Chart 3




There are also some differences observed with listenership for international broadcasters RFI and BBC- men have higher listenership (table 1).

Table 1

                             

Women face particular challenges in the refugee-rich eastern regions of Ouddai and Sila (which was an erstwhile part of Ouddai), There are estimated to be close to 270,000 Sudanese refugees who have fled to Eastern Chad, and to close to 170,000 internally displaced Chadians. [4]  This complex emergency puts women in that region (both Chadian and refugees from Sudan) in an especially dangerous position; Internews reports that the level of gender-based violence in these eastern regions is also very high.  [5]

Chart 4

                                  

When media use and access trends for women in Eastern Chad are compared with the other sectors, women in the east are particularly disadvantaged (see chart 3 and 4). They are less likely to listen to radio, watch television and have access to a mobile phone.

Chart 5

                                    


Some small community radio stations have been set up recently in the Ouddai region in Eastern Chad run by non-profit groups (listenership for these stations not available in our survey) to provide information to refugees.  Starting in 2005, Internews built three community radio stations- Radio Absoun, Radio Sila and La Voix du Ouaddaï -along the Chad-Sudan border, and trained local journalists to run them. Much of their programming also focuses on gender based violence and special programming on women’s issues. They also distributed radio stations among women, to ensure communal listening to certain programs.

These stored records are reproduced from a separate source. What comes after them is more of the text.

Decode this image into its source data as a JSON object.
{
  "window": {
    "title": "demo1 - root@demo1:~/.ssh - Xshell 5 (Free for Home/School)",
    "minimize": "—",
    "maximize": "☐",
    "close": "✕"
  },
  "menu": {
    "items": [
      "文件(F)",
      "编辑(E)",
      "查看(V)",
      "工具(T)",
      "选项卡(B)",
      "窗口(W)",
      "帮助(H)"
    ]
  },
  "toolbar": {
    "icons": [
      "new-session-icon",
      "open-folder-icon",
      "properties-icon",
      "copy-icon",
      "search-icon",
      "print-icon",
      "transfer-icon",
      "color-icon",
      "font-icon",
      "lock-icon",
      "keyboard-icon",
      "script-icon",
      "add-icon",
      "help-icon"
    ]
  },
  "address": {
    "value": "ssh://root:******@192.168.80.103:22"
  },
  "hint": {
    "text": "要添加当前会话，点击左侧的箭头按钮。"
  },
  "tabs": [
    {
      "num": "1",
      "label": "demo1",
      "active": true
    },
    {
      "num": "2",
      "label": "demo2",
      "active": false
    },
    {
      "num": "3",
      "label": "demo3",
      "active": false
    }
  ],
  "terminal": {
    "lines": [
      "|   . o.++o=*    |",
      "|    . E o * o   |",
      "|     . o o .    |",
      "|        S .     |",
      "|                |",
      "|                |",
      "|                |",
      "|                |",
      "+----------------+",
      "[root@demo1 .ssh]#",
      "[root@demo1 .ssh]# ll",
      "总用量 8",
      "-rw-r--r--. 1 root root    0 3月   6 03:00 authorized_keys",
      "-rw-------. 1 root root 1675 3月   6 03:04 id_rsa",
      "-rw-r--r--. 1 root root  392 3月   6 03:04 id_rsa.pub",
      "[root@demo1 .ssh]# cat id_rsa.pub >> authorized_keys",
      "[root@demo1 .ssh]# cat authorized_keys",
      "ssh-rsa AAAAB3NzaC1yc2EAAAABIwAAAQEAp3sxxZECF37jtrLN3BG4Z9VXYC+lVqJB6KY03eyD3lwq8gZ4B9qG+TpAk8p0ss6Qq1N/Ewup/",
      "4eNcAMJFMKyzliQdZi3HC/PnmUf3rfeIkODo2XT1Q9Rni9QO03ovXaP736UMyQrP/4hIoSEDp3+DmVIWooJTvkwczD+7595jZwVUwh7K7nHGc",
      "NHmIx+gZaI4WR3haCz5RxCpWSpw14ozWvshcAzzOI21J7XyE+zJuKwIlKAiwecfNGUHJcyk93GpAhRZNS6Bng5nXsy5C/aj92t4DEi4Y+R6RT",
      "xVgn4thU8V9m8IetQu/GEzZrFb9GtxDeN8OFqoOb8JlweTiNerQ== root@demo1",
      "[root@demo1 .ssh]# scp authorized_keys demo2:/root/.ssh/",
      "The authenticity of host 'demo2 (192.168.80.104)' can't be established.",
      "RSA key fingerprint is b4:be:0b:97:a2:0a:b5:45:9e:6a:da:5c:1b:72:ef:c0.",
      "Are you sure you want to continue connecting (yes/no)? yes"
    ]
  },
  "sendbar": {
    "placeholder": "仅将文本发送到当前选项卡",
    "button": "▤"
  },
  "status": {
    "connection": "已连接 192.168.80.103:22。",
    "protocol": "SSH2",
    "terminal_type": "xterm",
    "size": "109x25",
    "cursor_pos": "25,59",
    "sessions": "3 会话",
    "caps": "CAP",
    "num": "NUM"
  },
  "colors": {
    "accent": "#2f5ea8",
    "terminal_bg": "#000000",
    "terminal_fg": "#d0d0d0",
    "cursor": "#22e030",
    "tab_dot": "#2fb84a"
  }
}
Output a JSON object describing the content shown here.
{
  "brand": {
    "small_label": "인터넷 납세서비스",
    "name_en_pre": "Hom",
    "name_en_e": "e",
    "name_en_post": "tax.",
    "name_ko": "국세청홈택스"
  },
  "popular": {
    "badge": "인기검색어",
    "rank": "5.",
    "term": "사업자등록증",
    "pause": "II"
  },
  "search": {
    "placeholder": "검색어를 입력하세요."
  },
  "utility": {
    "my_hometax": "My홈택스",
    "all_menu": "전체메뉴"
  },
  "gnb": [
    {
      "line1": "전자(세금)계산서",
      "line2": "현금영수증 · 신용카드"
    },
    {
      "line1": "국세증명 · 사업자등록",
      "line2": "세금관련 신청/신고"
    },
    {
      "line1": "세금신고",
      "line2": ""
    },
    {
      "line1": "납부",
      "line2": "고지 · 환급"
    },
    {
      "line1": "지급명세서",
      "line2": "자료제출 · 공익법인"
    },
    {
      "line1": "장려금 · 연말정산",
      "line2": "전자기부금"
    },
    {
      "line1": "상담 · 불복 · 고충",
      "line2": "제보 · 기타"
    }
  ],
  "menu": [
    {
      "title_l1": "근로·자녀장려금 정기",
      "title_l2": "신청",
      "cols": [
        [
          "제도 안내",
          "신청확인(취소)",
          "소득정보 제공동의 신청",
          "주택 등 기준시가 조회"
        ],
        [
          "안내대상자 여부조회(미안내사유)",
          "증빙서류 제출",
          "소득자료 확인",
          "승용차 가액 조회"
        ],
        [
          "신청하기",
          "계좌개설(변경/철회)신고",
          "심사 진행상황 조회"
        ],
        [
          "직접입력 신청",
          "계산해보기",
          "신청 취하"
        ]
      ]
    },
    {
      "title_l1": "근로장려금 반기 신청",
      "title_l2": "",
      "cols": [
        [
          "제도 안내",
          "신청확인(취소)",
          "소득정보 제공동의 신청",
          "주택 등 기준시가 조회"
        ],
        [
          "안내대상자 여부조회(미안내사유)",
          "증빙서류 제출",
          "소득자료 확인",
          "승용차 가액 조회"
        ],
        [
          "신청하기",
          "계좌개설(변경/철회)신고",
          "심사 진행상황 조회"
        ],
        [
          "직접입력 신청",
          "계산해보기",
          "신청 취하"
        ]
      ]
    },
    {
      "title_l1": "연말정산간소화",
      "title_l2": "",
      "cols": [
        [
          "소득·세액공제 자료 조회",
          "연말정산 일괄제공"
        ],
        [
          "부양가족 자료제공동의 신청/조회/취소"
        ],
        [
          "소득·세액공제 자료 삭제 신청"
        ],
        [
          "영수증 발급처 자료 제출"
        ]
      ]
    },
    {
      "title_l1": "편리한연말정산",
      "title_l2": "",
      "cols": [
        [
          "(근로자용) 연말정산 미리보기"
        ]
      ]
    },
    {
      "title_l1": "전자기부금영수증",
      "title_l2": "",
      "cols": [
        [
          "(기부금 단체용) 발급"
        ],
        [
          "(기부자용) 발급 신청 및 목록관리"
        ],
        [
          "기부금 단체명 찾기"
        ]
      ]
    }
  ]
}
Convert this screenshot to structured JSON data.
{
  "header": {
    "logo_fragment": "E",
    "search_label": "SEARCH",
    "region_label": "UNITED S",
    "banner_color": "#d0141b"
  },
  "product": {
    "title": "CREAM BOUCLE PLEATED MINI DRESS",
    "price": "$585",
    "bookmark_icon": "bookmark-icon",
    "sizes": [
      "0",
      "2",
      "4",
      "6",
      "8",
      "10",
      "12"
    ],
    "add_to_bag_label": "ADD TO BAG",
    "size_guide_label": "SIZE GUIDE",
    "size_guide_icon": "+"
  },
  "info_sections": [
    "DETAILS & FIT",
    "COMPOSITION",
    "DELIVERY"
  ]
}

“She Speaks, She Listens,” hosted by Houda Malloum (see picture to the left launched in 2006 and airs on Internews' network of community radio stations.  It highlights services that are available to women in an effort to promote psychological healing and offer support to female refugees. [6]

The program uses teams of Chadian female reporters who speak with refugees in the camps about their grief and trauma and research mental health services available to these women. This show is produced in French and Arabic. Programs such as these provide women with vital information- but also seem to give them a platform to voice their opinions. [7]

Another show, “Women’s Crossroads,” was launched by Internews in 2009 and is aired on Radio Sila (89.9 FM) (see right). This show also focuses on informing women about health and rights related issues. A part of this program also included distributing wind-up radios to women and assigning them responsibility for promoting community listening so that many more would have access to this service. [8]  Internews also has programs training journalists in N’Djamena to report on gender-based violence and women’s rights in remote communities.

However, even with these efforts, communications networks remain scarce- for Chadians in general, but women in particular. Besides southwestern Chad, where a number of FM stations are available, platforms such as those provided by Internews in the East or Central Chad are rare.

Pictures Courtesy: Internews and Mknobil on Flickr


[1] IRIN Chad Humanitarian Country Profile. Accessed at http://www.irinnews.org/country.aspx?CountryCode=TD&RegionCode=WA

[2] Ibid

[3] Communication Initiative Profile- Women's Crossroads. Accessed at http://www.comminit.com/en/node/304728/38

[4]  USAID-Complex Emergency    http://www.usaid.gov/our_work/humanitarian_assistance/disaster_assistance/countries/chad/template/fs_sr/fy2010/chad_ce_sr02_03-26-2010.pdf

[5] Internews in Sub Sharan Africa. Accessed at http://www.internews.org/regions/africa/chad.shtm

[6] Communication Initiative Profile- Elles Parlent, Elles Écoutent (She Speaks, She Listens) http://www.comminit.com/en/node/134390/38

[7] Ibid

[8] Communication Initiative Profile- Women's Crossroads. Accessed at http://www.comminit.com/en/node/304728/38